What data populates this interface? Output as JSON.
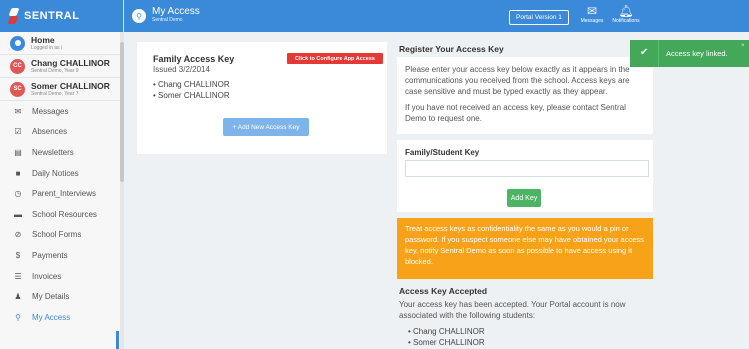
{
  "app": {
    "brand": "SENTRAL",
    "page_title": "My Access",
    "page_subtitle": "Sentral Demo"
  },
  "topbar": {
    "portal_version": "Portal Version 1",
    "messages_label": "Messages",
    "notifications_label": "Notifications"
  },
  "sidebar": {
    "profiles": [
      {
        "name": "Home",
        "sub": "Logged in as i",
        "initials": ""
      },
      {
        "name": "Chang CHALLINOR",
        "sub": "Sentral Demo, Year 9",
        "initials": "CC"
      },
      {
        "name": "Somer CHALLINOR",
        "sub": "Sentral Demo, Year 7",
        "initials": "SC"
      }
    ],
    "items": [
      {
        "label": "Messages",
        "icon": "envelope-icon",
        "glyph": "✉"
      },
      {
        "label": "Absences",
        "icon": "check-icon",
        "glyph": "☑"
      },
      {
        "label": "Newsletters",
        "icon": "newspaper-icon",
        "glyph": "▤"
      },
      {
        "label": "Daily Notices",
        "icon": "notice-icon",
        "glyph": "■"
      },
      {
        "label": "Parent_Interviews",
        "icon": "clock-icon",
        "glyph": "◷"
      },
      {
        "label": "School Resources",
        "icon": "folder-icon",
        "glyph": "▬"
      },
      {
        "label": "School Forms",
        "icon": "forms-icon",
        "glyph": "⊘"
      },
      {
        "label": "Payments",
        "icon": "dollar-icon",
        "glyph": "$"
      },
      {
        "label": "Invoices",
        "icon": "list-icon",
        "glyph": "☰"
      },
      {
        "label": "My Details",
        "icon": "user-icon",
        "glyph": "♟"
      },
      {
        "label": "My Access",
        "icon": "key-icon",
        "glyph": "⚲"
      }
    ]
  },
  "family_key": {
    "title": "Family Access Key",
    "issued": "Issued 3/2/2014",
    "students": [
      "Chang CHALLINOR",
      "Somer CHALLINOR"
    ],
    "configure_button": "Click to Configure App Access",
    "add_button": "+ Add New Access Key"
  },
  "register": {
    "title": "Register Your Access Key",
    "text1": "Please enter your access key below exactly as it appears in the communications you received from the school. Access keys are case sensitive and must be typed exactly as they appear.",
    "text2": "If you have not received an access key, please contact Sentral Demo to request one.",
    "key_label": "Family/Student Key",
    "key_value": "",
    "add_key_button": "Add Key"
  },
  "warning": "Treat access keys as confidentiality the same as you would a pin or password. If you suspect someone else may have obtained your access key, notify Sentral Demo as soon as possible to have access using it blocked.",
  "accepted": {
    "title": "Access Key Accepted",
    "text": "Your access key has been accepted. Your Portal account is now associated with the following students:",
    "students": [
      "Chang CHALLINOR",
      "Somer CHALLINOR"
    ]
  },
  "toast": {
    "message": "Access key linked.",
    "close": "×"
  },
  "colors": {
    "primary": "#3b8ad9",
    "success": "#4cb564",
    "warning": "#f8a21a",
    "danger": "#e53935"
  }
}
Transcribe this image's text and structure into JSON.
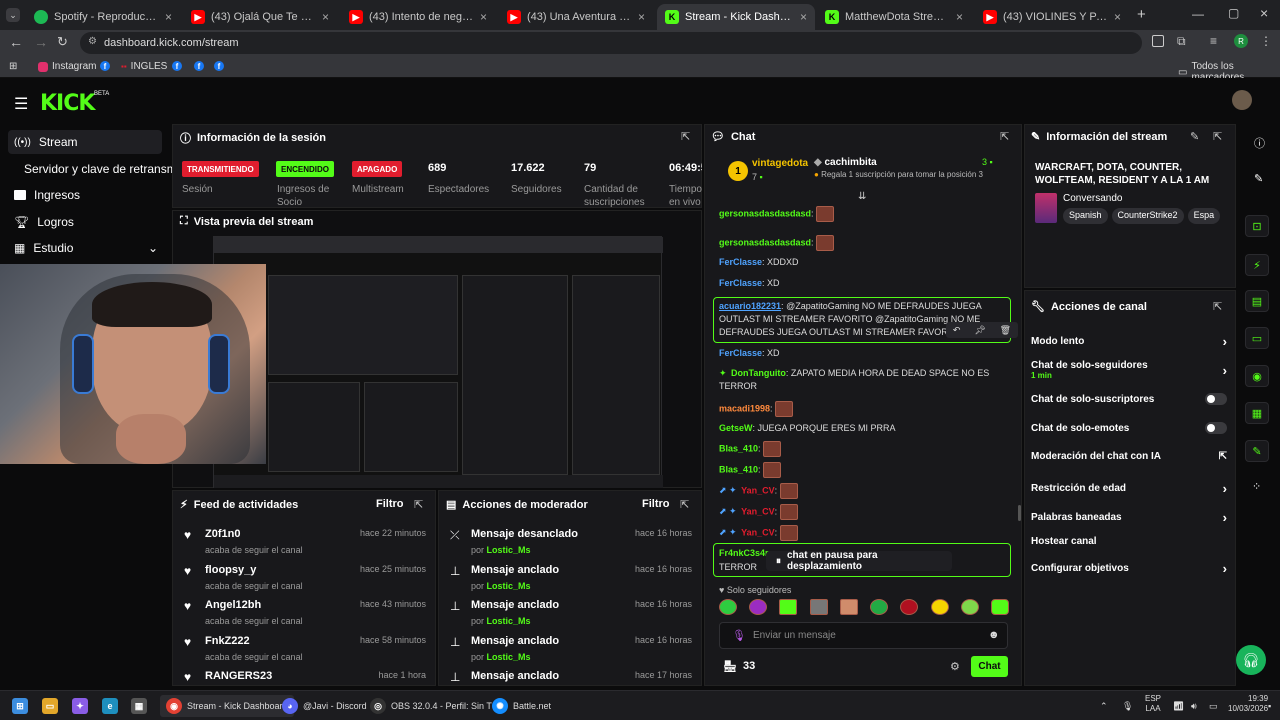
{
  "browser": {
    "tabs": [
      {
        "title": "Spotify - Reproductor web: mú",
        "color": "#1db954",
        "icon": "spotify-icon"
      },
      {
        "title": "(43) Ojalá Que Te Mueras - You",
        "color": "#ff0000",
        "icon": "youtube-icon"
      },
      {
        "title": "(43) Intento de negociación en",
        "color": "#ff0000",
        "icon": "youtube-icon"
      },
      {
        "title": "(43) Una Aventura Más - YouTu",
        "color": "#ff0000",
        "icon": "youtube-icon"
      },
      {
        "title": "Stream - Kick Dashboard",
        "color": "#53fc18",
        "icon": "kick-icon"
      },
      {
        "title": "MatthewDota Stream - Watch l",
        "color": "#53fc18",
        "icon": "kick-icon"
      },
      {
        "title": "(43) VIOLINES Y PARCHADAS",
        "color": "#ff0000",
        "icon": "youtube-icon"
      }
    ],
    "url": "dashboard.kick.com/stream",
    "bookmarks": [
      "Instagram",
      "INGLES"
    ],
    "all_bookmarks": "Todos los marcadores",
    "profile_initial": "R"
  },
  "kick": {
    "logo": "KICK",
    "beta": "BETA",
    "sidebar": [
      {
        "label": "Stream",
        "icon": "broadcast-icon"
      },
      {
        "label": "Servidor y clave de retransmisión",
        "icon": ""
      },
      {
        "label": "Ingresos",
        "icon": "dollar-icon"
      },
      {
        "label": "Logros",
        "icon": "trophy-icon"
      },
      {
        "label": "Estudio",
        "icon": "film-icon"
      }
    ],
    "session": {
      "title": "Información de la sesión",
      "badges": [
        {
          "text": "TRANSMITIENDO",
          "label": "Sesión",
          "bg": "#e11d2e",
          "fg": "#ffffff"
        },
        {
          "text": "ENCENDIDO",
          "label": "Ingresos de Socio",
          "bg": "#53fc18",
          "fg": "#0b0b0c"
        },
        {
          "text": "APAGADO",
          "label": "Multistream",
          "bg": "#e11d2e",
          "fg": "#ffffff"
        }
      ],
      "stats": [
        {
          "value": "689",
          "label": "Espectadores"
        },
        {
          "value": "17.622",
          "label": "Seguidores"
        },
        {
          "value": "79",
          "label": "Cantidad de suscripciones"
        },
        {
          "value": "06:49:5",
          "label": "Tiempo en vivo"
        }
      ]
    },
    "preview_title": "Vista previa del stream",
    "feed": {
      "title": "Feed de actividades",
      "filter": "Filtro",
      "items": [
        {
          "name": "Z0f1n0",
          "sub": "acaba de seguir el canal",
          "time": "hace 22 minutos"
        },
        {
          "name": "floopsy_y",
          "sub": "acaba de seguir el canal",
          "time": "hace 25 minutos"
        },
        {
          "name": "Angel12bh",
          "sub": "acaba de seguir el canal",
          "time": "hace 43 minutos"
        },
        {
          "name": "FnkZ222",
          "sub": "acaba de seguir el canal",
          "time": "hace 58 minutos"
        },
        {
          "name": "RANGERS23",
          "sub": "",
          "time": "hace 1 hora"
        }
      ]
    },
    "modactions": {
      "title": "Acciones de moderador",
      "filter": "Filtro",
      "items": [
        {
          "name": "Mensaje desanclado",
          "by": "por",
          "user": "Lostic_Ms",
          "time": "hace 16 horas"
        },
        {
          "name": "Mensaje anclado",
          "by": "por",
          "user": "Lostic_Ms",
          "time": "hace 16 horas"
        },
        {
          "name": "Mensaje anclado",
          "by": "por",
          "user": "Lostic_Ms",
          "time": "hace 16 horas"
        },
        {
          "name": "Mensaje anclado",
          "by": "por",
          "user": "Lostic_Ms",
          "time": "hace 16 horas"
        },
        {
          "name": "Mensaje anclado",
          "by": "",
          "user": "",
          "time": "hace 17 horas"
        }
      ]
    },
    "chat": {
      "title": "Chat",
      "gifter1": {
        "name": "vintagedota",
        "count": "7",
        "rank": "1"
      },
      "gifter2": {
        "name": "cachimbita",
        "count": "3",
        "note": "Regala 1 suscripción para tomar la posición 3"
      },
      "messages": [
        {
          "user": "gersonasdasdasdasd",
          "color": "#53fc18",
          "text": "",
          "emote": true
        },
        {
          "user": "gersonasdasdasdasd",
          "color": "#53fc18",
          "text": "",
          "emote": true
        },
        {
          "user": "FerClasse",
          "color": "#4fa3ff",
          "text": "XDDXD",
          "emote": false
        },
        {
          "user": "FerClasse",
          "color": "#4fa3ff",
          "text": "XD",
          "emote": false
        },
        {
          "user": "acuario182231",
          "color": "#4fa3ff",
          "text": "@ZapatitoGaming NO ME DEFRAUDES JUEGA OUTLAST MI STREAMER FAVORITO @ZapatitoGaming NO ME DEFRAUDES JUEGA OUTLAST MI STREAMER FAVORITO",
          "emote": false
        },
        {
          "user": "FerClasse",
          "color": "#4fa3ff",
          "text": "XD",
          "emote": false
        },
        {
          "user": "DonTanguito",
          "color": "#53fc18",
          "text": "ZAPATO MEDIA HORA DE DEAD SPACE NO ES TERROR",
          "emote": false
        },
        {
          "user": "macadi1998",
          "color": "#ff8a3d",
          "text": "",
          "emote": true
        },
        {
          "user": "GetseW",
          "color": "#53fc18",
          "text": "JUEGA PORQUE ERES MI PRRA",
          "emote": false
        },
        {
          "user": "Blas_410",
          "color": "#53fc18",
          "text": "",
          "emote": true
        },
        {
          "user": "Blas_410",
          "color": "#53fc18",
          "text": "",
          "emote": true
        },
        {
          "user": "Yan_CV",
          "color": "#e11d2e",
          "text": "",
          "emote": true
        },
        {
          "user": "Yan_CV",
          "color": "#e11d2e",
          "text": "",
          "emote": true
        },
        {
          "user": "Yan_CV",
          "color": "#e11d2e",
          "text": "",
          "emote": true
        }
      ],
      "pinned_user": "Fr4nkC3s4r",
      "pinned_text": "TERROR",
      "paused": "chat en pausa para desplazamiento",
      "followers_only": "Solo seguidores",
      "input_placeholder": "Enviar un mensaje",
      "viewers": "33",
      "send": "Chat"
    },
    "streaminfo": {
      "title": "Información del stream",
      "stream_title": "WARCRAFT, DOTA, COUNTER, WOLFTEAM, RESIDENT Y A LA 1 AM IRL...",
      "category": "Conversando",
      "tags": [
        "Spanish",
        "CounterStrike2",
        "Espa"
      ]
    },
    "channel_actions": {
      "title": "Acciones de canal",
      "items": [
        {
          "label": "Modo lento",
          "sub": "",
          "control": "chevron"
        },
        {
          "label": "Chat de solo-seguidores",
          "sub": "1 min",
          "control": "chevron"
        },
        {
          "label": "Chat de solo-suscriptores",
          "sub": "",
          "control": "toggle"
        },
        {
          "label": "Chat de solo-emotes",
          "sub": "",
          "control": "toggle"
        },
        {
          "label": "Moderación del chat con IA",
          "sub": "",
          "control": "external"
        },
        {
          "label": "Restricción de edad",
          "sub": "",
          "control": "chevron"
        },
        {
          "label": "Palabras baneadas",
          "sub": "",
          "control": "chevron"
        },
        {
          "label": "Hostear canal",
          "sub": "",
          "control": "none"
        },
        {
          "label": "Configurar objetivos",
          "sub": "",
          "control": "chevron"
        }
      ]
    }
  },
  "taskbar": {
    "apps": [
      {
        "label": "Stream - Kick Dashboard",
        "color": "#3c8dde"
      },
      {
        "label": "@Javi - Discord",
        "color": "#5865f2"
      },
      {
        "label": "OBS 32.0.4 - Perfil: Sin T",
        "color": "#333333"
      },
      {
        "label": "Battle.net",
        "color": "#148eff"
      }
    ],
    "lang": "ESP",
    "lang2": "LAA",
    "time": "19:39",
    "date": "10/03/2026"
  }
}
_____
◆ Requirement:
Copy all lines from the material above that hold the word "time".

◆ Task result:
          "time": "hace 22 minutos"
          "time": "hace 25 minutos"
          "time": "hace 43 minutos"
          "time": "hace 58 minutos"
          "time": "hace 1 hora"
          "time": "hace 16 horas"
          "time": "hace 16 horas"
          "time": "hace 16 horas"
          "time": "hace 16 horas"
          "time": "hace 17 horas"
    "time": "19:39",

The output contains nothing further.